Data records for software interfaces
%%
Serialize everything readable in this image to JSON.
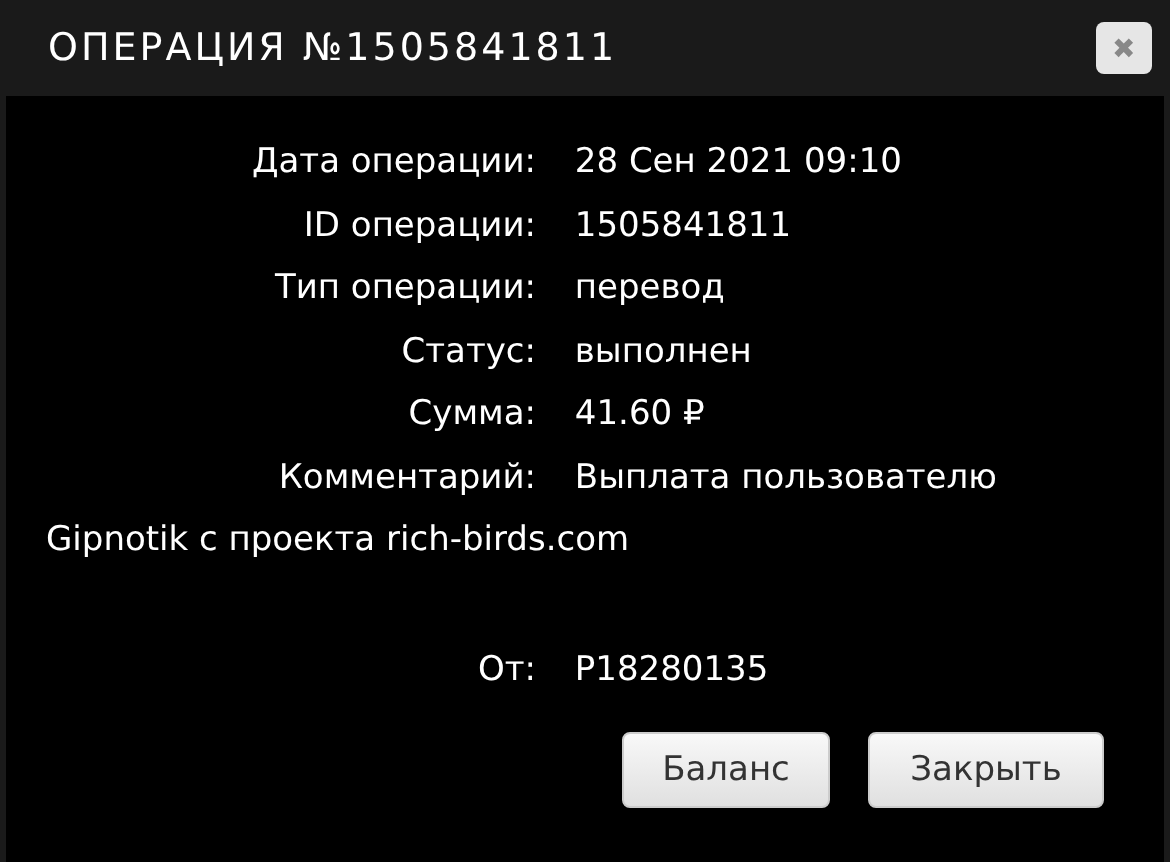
{
  "window": {
    "title": "ОПЕРАЦИЯ №1505841811",
    "close_icon": "✖"
  },
  "fields": [
    {
      "label": "Дата операции:",
      "value": "28 Сен 2021 09:10"
    },
    {
      "label": "ID операции:",
      "value": "1505841811"
    },
    {
      "label": "Тип операции:",
      "value": "перевод"
    },
    {
      "label": "Статус:",
      "value": "выполнен"
    },
    {
      "label": "Сумма:",
      "value": "41.60 ₽"
    },
    {
      "label": "Комментарий:",
      "value": "Выплата пользователю",
      "value_continued": "Gipnotik с проекта rich-birds.com"
    },
    {
      "label": "От:",
      "value": "P18280135"
    }
  ],
  "buttons": [
    "Баланс",
    "Закрыть"
  ]
}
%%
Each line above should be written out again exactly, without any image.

Serialize everything readable in this image to JSON.
{
  "window": {
    "title": "ОПЕРАЦИЯ №1505841811",
    "close_icon": "✖"
  },
  "fields": [
    {
      "label": "Дата операции:",
      "value": "28 Сен 2021 09:10"
    },
    {
      "label": "ID операции:",
      "value": "1505841811"
    },
    {
      "label": "Тип операции:",
      "value": "перевод"
    },
    {
      "label": "Статус:",
      "value": "выполнен"
    },
    {
      "label": "Сумма:",
      "value": "41.60 ₽"
    },
    {
      "label": "Комментарий:",
      "value": "Выплата пользователю",
      "value_continued": "Gipnotik с проекта rich-birds.com"
    },
    {
      "label": "От:",
      "value": "P18280135"
    }
  ],
  "buttons": [
    "Баланс",
    "Закрыть"
  ]
}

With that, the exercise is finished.